*** GIVEN DATA ***
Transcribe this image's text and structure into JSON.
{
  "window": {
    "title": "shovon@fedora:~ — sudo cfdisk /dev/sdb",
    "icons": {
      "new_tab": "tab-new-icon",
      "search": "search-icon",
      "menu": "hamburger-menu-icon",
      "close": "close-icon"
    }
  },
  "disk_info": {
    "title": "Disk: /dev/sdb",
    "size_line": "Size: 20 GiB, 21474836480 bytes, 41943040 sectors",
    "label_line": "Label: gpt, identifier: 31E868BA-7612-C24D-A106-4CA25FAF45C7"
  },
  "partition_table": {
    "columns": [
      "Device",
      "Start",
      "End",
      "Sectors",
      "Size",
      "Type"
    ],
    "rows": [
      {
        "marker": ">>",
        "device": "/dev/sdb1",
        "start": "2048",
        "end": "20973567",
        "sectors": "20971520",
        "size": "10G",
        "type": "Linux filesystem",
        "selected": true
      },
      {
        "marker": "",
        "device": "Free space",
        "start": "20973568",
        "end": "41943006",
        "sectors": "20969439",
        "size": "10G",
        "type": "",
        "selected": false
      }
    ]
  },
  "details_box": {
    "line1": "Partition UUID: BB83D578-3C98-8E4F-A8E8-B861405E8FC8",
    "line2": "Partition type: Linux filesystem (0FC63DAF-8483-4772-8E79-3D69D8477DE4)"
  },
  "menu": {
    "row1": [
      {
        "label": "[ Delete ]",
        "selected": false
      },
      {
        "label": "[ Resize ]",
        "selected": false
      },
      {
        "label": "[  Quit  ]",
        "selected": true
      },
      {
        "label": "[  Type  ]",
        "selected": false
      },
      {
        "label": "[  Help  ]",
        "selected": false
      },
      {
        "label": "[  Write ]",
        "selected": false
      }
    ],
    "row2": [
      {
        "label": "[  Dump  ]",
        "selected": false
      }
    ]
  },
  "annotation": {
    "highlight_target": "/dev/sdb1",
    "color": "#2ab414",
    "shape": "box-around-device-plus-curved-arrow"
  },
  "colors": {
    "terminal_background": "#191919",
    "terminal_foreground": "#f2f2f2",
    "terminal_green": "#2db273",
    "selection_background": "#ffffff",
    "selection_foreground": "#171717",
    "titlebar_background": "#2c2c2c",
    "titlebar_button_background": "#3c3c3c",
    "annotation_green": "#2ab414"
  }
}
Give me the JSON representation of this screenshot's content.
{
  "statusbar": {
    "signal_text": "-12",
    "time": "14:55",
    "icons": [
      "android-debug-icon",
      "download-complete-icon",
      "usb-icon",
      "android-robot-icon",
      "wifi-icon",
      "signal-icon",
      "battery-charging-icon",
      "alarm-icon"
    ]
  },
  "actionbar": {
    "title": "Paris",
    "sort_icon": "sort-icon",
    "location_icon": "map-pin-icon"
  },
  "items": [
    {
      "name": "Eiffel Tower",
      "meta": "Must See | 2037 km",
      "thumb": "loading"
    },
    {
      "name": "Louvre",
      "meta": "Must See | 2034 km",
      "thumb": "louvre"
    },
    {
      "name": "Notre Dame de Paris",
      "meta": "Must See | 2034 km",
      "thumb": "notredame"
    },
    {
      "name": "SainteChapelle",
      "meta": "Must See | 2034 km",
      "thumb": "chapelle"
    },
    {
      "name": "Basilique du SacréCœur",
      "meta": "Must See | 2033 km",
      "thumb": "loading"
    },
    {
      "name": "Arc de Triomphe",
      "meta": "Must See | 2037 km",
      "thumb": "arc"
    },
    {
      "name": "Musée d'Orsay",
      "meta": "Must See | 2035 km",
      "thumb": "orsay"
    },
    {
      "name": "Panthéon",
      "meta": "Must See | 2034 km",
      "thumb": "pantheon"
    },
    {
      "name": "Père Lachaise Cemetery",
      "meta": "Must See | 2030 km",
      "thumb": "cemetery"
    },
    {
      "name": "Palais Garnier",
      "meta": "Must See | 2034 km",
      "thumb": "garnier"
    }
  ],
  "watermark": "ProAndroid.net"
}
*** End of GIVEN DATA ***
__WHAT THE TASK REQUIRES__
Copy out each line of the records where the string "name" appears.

__EXPECTED OUTPUT__
      "name": "Eiffel Tower",
      "name": "Louvre",
      "name": "Notre Dame de Paris",
      "name": "SainteChapelle",
      "name": "Basilique du SacréCœur",
      "name": "Arc de Triomphe",
      "name": "Musée d'Orsay",
      "name": "Panthéon",
      "name": "Père Lachaise Cemetery",
      "name": "Palais Garnier",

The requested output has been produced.